The challenges, it seemed, were aplenty. Agencies weren't yet built or suited to plan, purchase, or create for online and offline. This presented a major hurdle for the media companies able to offer cross-platform marketing. But the landscape has changed dramatically in recent years. Since the AOL Time Warner merger and those integration promises of yesteryear, more level-one marketers have digital or interactive experiences. Agencies and clients alike have people from all sides of media represented at the table. And the consumer has changed dramatically: They have ubiquitously adopted broadband, allowing for an always-on, ever-increasing dependency on the Web for information and communication.
The goals of many campaigns have changed, too. More clients are looking for consumer engagement with their Web sites; advertisers have begun to showcase their products and services in engaging ways. It's generally recognized that an incredible amount of value is placed on consumer interaction with products and services online. The capabilities we enjoy today were hardly possible 10 years ago, and the values that are so widely realized today were barely even recognized just five years ago!

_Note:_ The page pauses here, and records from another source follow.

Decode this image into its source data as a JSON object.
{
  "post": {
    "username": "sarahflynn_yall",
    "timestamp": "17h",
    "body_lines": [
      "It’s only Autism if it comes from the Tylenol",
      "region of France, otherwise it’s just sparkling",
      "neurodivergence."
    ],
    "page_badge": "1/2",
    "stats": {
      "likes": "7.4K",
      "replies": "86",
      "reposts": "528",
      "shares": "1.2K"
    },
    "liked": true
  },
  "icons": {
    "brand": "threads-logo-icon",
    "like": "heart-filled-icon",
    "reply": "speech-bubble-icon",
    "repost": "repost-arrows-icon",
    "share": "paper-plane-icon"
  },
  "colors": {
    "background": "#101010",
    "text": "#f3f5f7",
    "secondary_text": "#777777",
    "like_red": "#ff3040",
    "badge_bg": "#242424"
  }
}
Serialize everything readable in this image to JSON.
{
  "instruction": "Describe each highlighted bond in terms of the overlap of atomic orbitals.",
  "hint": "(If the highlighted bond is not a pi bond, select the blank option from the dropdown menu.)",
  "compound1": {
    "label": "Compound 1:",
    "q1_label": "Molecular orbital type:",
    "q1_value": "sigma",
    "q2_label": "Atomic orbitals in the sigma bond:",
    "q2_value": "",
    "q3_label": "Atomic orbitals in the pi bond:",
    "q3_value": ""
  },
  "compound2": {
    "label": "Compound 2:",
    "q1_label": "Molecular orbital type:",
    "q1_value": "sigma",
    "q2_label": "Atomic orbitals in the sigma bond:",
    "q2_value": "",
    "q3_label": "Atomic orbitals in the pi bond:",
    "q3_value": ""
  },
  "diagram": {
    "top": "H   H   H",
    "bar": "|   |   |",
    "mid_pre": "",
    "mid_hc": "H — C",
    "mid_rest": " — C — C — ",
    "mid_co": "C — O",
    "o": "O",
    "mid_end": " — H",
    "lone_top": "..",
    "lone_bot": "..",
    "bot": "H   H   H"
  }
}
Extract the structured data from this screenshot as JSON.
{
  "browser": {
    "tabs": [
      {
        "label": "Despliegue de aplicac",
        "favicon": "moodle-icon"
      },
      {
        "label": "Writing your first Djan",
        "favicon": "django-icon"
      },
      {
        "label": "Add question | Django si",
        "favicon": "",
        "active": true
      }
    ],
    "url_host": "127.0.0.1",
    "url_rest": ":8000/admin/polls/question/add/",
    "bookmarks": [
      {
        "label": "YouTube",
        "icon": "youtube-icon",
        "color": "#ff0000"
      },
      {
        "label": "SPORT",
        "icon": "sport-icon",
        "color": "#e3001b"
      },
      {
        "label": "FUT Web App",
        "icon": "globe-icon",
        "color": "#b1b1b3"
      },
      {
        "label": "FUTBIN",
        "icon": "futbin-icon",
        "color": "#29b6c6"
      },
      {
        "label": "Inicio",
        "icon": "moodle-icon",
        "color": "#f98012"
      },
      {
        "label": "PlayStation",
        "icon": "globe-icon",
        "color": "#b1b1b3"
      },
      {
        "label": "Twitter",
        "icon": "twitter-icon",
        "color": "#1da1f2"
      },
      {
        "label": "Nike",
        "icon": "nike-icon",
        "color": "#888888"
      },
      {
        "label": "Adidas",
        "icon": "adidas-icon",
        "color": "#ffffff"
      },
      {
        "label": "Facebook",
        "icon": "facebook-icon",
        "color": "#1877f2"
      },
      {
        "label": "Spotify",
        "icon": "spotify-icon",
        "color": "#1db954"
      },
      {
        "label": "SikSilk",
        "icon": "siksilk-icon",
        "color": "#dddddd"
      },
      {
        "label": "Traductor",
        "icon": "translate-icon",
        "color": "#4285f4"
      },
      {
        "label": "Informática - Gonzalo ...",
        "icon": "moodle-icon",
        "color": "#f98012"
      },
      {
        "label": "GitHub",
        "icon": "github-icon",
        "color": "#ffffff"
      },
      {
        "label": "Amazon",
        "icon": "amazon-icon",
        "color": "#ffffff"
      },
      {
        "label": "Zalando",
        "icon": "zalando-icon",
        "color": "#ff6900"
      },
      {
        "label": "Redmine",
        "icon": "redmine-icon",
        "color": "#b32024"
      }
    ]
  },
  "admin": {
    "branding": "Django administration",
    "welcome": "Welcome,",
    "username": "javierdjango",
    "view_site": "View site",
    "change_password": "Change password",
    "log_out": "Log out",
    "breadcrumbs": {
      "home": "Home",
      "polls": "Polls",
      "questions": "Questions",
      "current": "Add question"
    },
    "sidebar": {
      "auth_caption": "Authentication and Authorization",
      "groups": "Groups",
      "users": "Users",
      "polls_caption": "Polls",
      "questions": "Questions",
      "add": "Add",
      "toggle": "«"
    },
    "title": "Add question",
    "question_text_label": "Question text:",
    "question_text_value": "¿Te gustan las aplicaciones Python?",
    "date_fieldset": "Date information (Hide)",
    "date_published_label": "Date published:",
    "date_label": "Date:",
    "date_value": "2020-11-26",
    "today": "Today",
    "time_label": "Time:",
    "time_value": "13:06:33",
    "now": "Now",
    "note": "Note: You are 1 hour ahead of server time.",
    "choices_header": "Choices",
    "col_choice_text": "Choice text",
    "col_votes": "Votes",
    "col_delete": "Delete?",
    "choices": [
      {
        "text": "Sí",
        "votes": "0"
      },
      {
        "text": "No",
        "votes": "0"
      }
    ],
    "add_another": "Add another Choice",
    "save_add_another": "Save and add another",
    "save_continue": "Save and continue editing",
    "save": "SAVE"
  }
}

Back then, if it wasn't an account or a sale, then the user was viewed as someone who simply came and went from their site. Today there is a much greater value attached to a plethora of measurement capabilities, like view-through, time spent, profiling, follow-ups, information gathered, or even interaction within the advertising unit. Web ad units have made great advancements, offering far more interactive and measurable features; Pointroll has built a whole company around just that capability. Over the years, all of the educational and evangelical efforts made from all sides of our industrial hexagon are really starting to take shape, and the payoff has become dramatic for everyone involved.
During the last couple of years, barely a conference keynote goes by without an acknowledgement of the fragmented media marketplace. These professionals consistently cite how complex the advertising world is and how difficult it is to get their message out through all the clutter.
Similarly, clients are publicly asking for great ideas, and agencies and publishers are quickly responding with great ideas that often work across multiple media platforms. I have to point out that simply including attractive pricing for these multiple media within a company's stable of offerings isn't the solution to the integration puzzle.
The industry needs to learn to build an idea or concept, tie the client's objectives from medium to medium, and then execute the plan. It may sound simple to some, but it's no small task. For example, the newly formed CBS Digital Media group recognizes the importance and sensitive nature of this task; they have dedicated personnel specifically to link sales force efforts between digital media and network television.
It's true that the marketing mix is a complex one today, but when the messages are woven together among the various media and appropriate target audiences, the clutter becomes a message that resonates with the consumer. Often by using the broad-mass reach of television coupled with the laser-like and highly relevant online impressions, today's marketers can achieve their goals in a one-, two-, or three-step plan.
Integrated media is finally alive, well, and answering the call for smart, innovative, and effective media planning. All you have to do is follow the plan.